- The small company Freeset employs impoverished Indian women to make bags and tees, providing a path out of the sex trade. Their social cause is their entire raison d’être. Reducing or removing the social cause from their positioning is virtually impossible.
- Old Navy is void of a perceived social or political stance. Making shared values a pertinent aspect of their brand may be possible, but that will be an uphill battle, fraught with challenges.
2. Do consumers buy or use your brand publicly?
A brand can play an important role in consumers’ self-identity. It can add significant value and meaning in consumers’ lives beyond its primary functional benefits. A strong brand can even connect consumers with a broader community and help them define their self-narrative.

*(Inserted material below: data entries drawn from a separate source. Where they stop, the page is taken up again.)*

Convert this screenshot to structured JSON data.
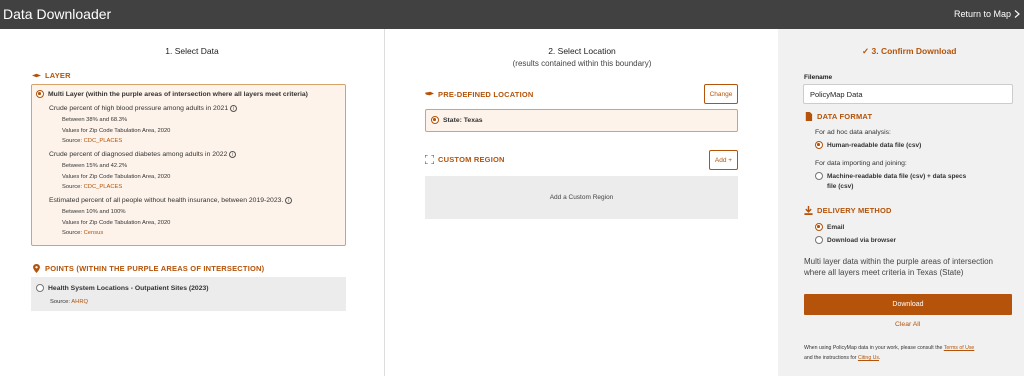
{
  "header": {
    "title": "Data Downloader",
    "return_label": "Return to Map"
  },
  "select_data": {
    "title": "1. Select Data",
    "layer_heading": "LAYER",
    "multi_layer_label": "Multi Layer (within the purple areas of intersection where all layers meet criteria)",
    "layers": [
      {
        "name": "Crude percent of high blood pressure among adults in 2021",
        "range": "Between 38% and 68.3%",
        "values": "Values for Zip Code Tabulation Area, 2020",
        "source_prefix": "Source:",
        "source": "CDC_PLACES"
      },
      {
        "name": "Crude percent of diagnosed diabetes among adults in 2022",
        "range": "Between 15% and 42.2%",
        "values": "Values for Zip Code Tabulation Area, 2020",
        "source_prefix": "Source:",
        "source": "CDC_PLACES"
      },
      {
        "name": "Estimated percent of all people without health insurance, between 2019-2023.",
        "range": "Between 10% and 100%",
        "values": "Values for Zip Code Tabulation Area, 2020",
        "source_prefix": "Source:",
        "source": "Census"
      }
    ],
    "points_heading": "POINTS (WITHIN THE PURPLE AREAS OF INTERSECTION)",
    "points_item": {
      "label": "Health System Locations - Outpatient Sites (2023)",
      "source_prefix": "Source:",
      "source": "AHRQ"
    }
  },
  "select_location": {
    "title": "2. Select Location",
    "subtitle": "(results contained within this boundary)",
    "predefined_heading": "PRE-DEFINED LOCATION",
    "change_label": "Change",
    "state_label": "State: Texas",
    "custom_heading": "CUSTOM REGION",
    "add_label": "Add +",
    "add_custom_label": "Add a Custom Region"
  },
  "confirm": {
    "title": "3. Confirm Download",
    "filename_label": "Filename",
    "filename_value": "PolicyMap Data",
    "data_format_heading": "DATA FORMAT",
    "adhoc_label": "For ad hoc data analysis:",
    "human_readable": "Human-readable data file (csv)",
    "importing_label": "For data importing and joining:",
    "machine_readable_1": "Machine-readable data file (csv) + data specs",
    "machine_readable_2": "file (csv)",
    "delivery_heading": "DELIVERY METHOD",
    "email_label": "Email",
    "browser_label": "Download via browser",
    "summary_1": "Multi layer data within the purple areas of intersection",
    "summary_2": "where all layers meet criteria in Texas (State)",
    "download_label": "Download",
    "clear_label": "Clear All",
    "footer_1a": "When using PolicyMap data in your work, please consult the",
    "terms_link": "Terms of Use",
    "footer_2a": "and the instructions for",
    "citing_link": "Citing Us",
    "footer_2b": "."
  },
  "colors": {
    "accent": "#b45309",
    "topbar": "#414141",
    "panel": "#f1f1f1"
  }
}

However, this self-identification function is magnified if consumption is publicly visible. Associating with a brand makes a statement to the outside world about who you are, what you stand for, and what you aspire to be. “Starbucks understands that in 2018, it is less about the drink itself than it is about who the drink makes you – on Instagram, and thus in real life.”[ii] In contrast to my Starbuck’s “badge,” I may not care about the political leanings of my toilet paper.
Having shared political values can be twice as impactful in categories with a high level of publicly visible consumption. For Nike, the prominence of athletic gear and sports stars on TV makes the delicate balance of stating its values ever more critical.

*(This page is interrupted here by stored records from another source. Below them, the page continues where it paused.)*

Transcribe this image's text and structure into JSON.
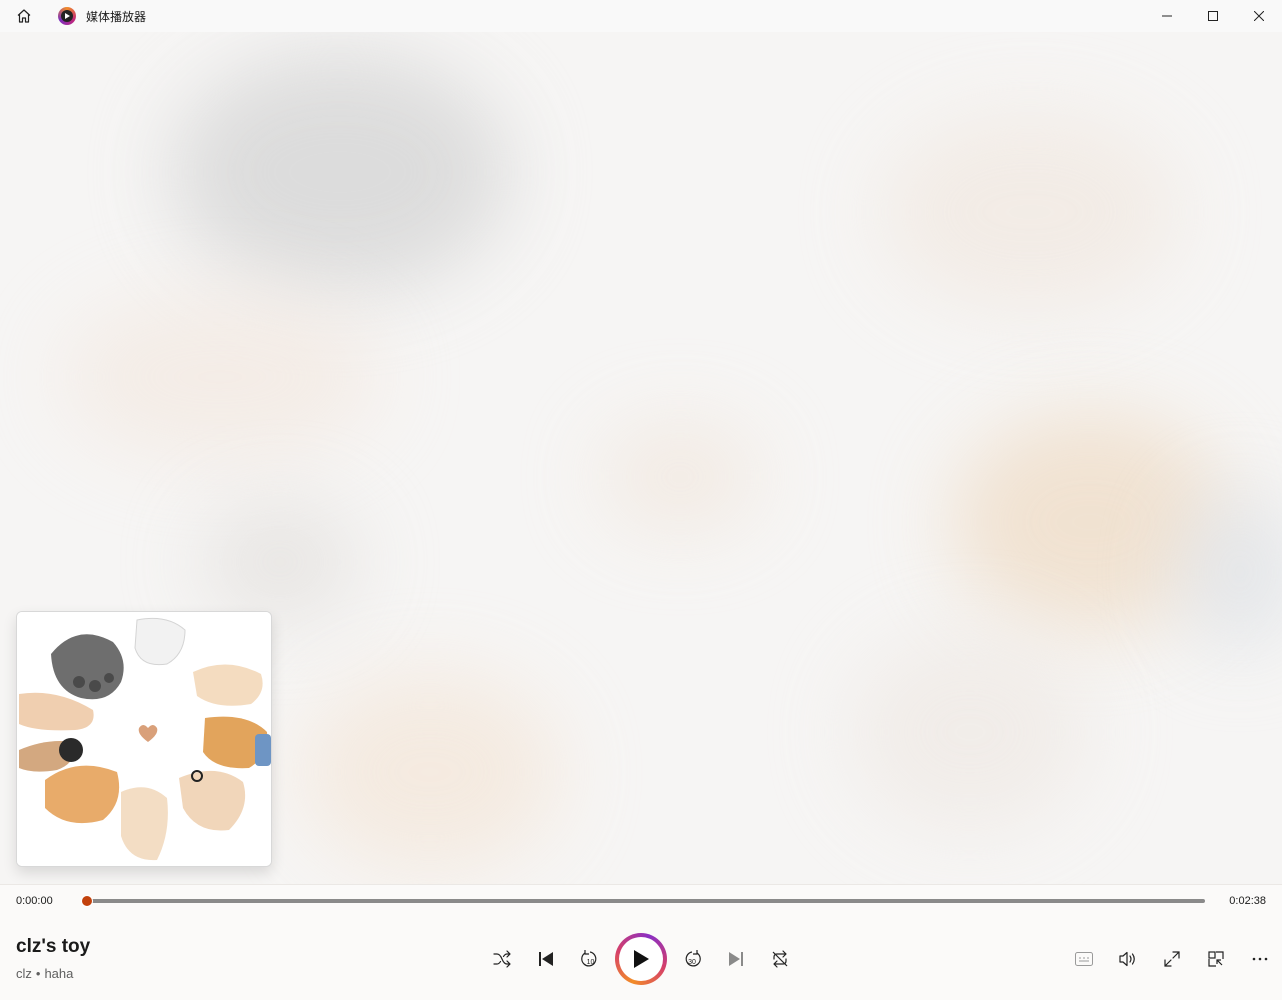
{
  "window": {
    "title": "媒体播放器",
    "icons": {
      "home": "home-icon",
      "app": "media-player-app-icon",
      "minimize": "minimize-icon",
      "maximize": "maximize-icon",
      "close": "close-icon"
    }
  },
  "now_playing": {
    "title": "clz's toy",
    "artist": "clz",
    "separator": "•",
    "album": "haha",
    "album_art": "album-art-hands-heart"
  },
  "playback": {
    "current_time": "0:00:00",
    "total_time": "0:02:38",
    "progress_fraction": 0.0,
    "accent_color": "#c2410c"
  },
  "controls": {
    "shuffle": "shuffle-icon",
    "previous": "previous-track-icon",
    "rewind": "rewind-10-icon",
    "rewind_label": "10",
    "play": "play-icon",
    "forward": "forward-30-icon",
    "forward_label": "30",
    "next": "next-track-icon",
    "repeat": "repeat-icon",
    "captions": "captions-icon",
    "volume": "volume-icon",
    "fullscreen": "fullscreen-icon",
    "mini_player": "mini-player-icon",
    "more": "more-options-icon"
  }
}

3. Do consumers see political differences between brands in your category?
Of course, understanding the competitive landscape is a key part of building a brand strategy. However, we often fail to understand how consumers perceive brands through the lenses of values, ethics, and political/social stances.
If consumers don’t perceive differences between brands on values in a given category, then values are effectively irrelevant in brand choice. But if a brand in this same category suddenly takes a strong political stance, it is changing the playing field, often irreversibly. A recent study illustrated how the impact of competitive framing is intensified if the framing is based upon “politicized consumption.”[iii]

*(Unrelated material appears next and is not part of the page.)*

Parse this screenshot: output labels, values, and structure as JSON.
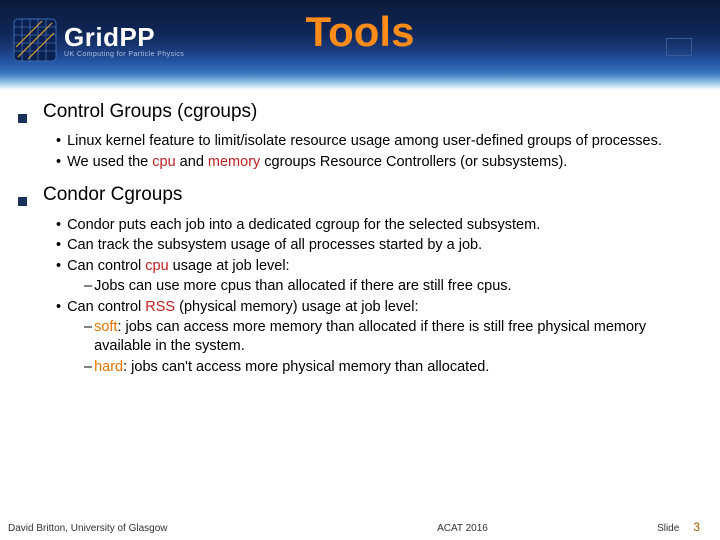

The Nike/Kaepernick campaign brought political values to the forefront, making them a (more) relevant aspect of competitive differentiation. Even if Adidas stays silent on the matter of standing during the national anthem, relative perceptions – conscious and subconscious – may have already changed.
These three questions work together to illustrate when a political or social stance may be right for your brand. Demonstrating how your brand is compatible with consumers – via shared values – can be a powerful lever. However, it’s the emotion behind those values that give this marketing lever its power, and also its risk.
Don’t let social/political marketing be a risky venture for your brand. Before taking on a social cause, understand the emotions behind your brand-consumer connection, and the role of Compatibility.
[i] Ritson, Mark (September 5, 2018). “This is Not a Question of Brand Purpose. This is a Question of Targeting.” LinkedIn.com.
[ii] Nethercutt, Zander (July 7, 2018). “People don’t Buy Products, They Buy Better Versions of Themselves.” Medium.com
[iii] Paharia, Neeru, Avery, Jill, and Keinan, Anat. “Framing the Game. How brands’ relationships with their competitors affect consumer preference. Strong Brands, Strong Relationships. Eds. Susan Fournier, Michael Breazeale, Jill Avery. Routledge, 2015.
About the Author
Jeff Jacobs is Senior Vice President of Client Engagement at Coherency. He has 20 years experience in consumer insights and marketing research. Prior to joining Coherency, he served as SVP of key accounts and global head of new product forecasting at Ipsos. He has led insight functions, communication programs, and innovation initiatives for numerous brands at Clorox and Henkel. He holds an MBA from the University of Arizona and a BA in Economics from Claremont McKenna College.